__Problem to solve__: Gather all lines from the material that contain the word "title".
========
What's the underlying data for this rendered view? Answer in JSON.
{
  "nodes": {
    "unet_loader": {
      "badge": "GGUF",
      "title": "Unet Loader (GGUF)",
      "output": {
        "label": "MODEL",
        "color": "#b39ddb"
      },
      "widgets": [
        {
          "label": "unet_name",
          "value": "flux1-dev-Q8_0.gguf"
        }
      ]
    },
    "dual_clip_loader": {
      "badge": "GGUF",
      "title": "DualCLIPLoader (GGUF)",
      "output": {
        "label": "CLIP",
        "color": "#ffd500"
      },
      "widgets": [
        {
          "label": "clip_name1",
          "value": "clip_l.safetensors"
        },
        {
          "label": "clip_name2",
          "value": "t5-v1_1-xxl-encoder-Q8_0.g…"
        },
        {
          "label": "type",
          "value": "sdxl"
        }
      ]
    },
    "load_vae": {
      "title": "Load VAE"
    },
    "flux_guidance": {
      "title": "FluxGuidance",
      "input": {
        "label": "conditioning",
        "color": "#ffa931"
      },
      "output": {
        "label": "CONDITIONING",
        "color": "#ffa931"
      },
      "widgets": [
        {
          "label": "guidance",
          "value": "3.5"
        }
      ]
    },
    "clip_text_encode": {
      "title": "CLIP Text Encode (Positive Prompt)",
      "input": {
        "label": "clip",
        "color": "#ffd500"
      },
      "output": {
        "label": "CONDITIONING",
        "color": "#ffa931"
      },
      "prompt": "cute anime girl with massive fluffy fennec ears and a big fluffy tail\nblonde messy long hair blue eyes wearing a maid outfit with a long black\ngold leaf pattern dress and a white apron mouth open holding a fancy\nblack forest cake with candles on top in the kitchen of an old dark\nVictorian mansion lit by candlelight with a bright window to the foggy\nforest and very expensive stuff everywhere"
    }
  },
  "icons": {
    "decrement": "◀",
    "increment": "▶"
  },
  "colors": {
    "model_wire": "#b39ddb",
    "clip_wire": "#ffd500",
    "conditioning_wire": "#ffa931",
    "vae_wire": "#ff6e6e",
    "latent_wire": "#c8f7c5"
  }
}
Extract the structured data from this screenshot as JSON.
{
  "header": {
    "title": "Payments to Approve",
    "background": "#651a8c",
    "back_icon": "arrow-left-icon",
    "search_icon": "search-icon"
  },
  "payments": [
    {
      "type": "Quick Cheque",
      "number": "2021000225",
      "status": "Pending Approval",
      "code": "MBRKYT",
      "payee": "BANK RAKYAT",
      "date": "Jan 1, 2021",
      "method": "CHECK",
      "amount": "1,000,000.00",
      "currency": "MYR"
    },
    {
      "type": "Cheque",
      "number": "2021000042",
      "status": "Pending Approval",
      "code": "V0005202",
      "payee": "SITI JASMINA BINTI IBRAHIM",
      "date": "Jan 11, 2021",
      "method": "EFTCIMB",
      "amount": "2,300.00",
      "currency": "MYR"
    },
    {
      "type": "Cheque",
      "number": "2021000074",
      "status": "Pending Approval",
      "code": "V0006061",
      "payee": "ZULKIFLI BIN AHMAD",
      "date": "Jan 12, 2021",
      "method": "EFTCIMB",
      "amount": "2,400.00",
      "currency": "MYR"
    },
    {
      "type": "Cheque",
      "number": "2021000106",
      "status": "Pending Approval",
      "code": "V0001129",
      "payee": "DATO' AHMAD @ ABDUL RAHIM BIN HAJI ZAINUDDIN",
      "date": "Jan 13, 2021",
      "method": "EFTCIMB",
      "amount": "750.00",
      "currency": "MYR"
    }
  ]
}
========
__Answer to this exercise__:
      "title": "Unet Loader (GGUF)",
      "title": "DualCLIPLoader (GGUF)",
      "title": "Load VAE"
      "title": "FluxGuidance",
      "title": "CLIP Text Encode (Positive Prompt)",
    "title": "Payments to Approve",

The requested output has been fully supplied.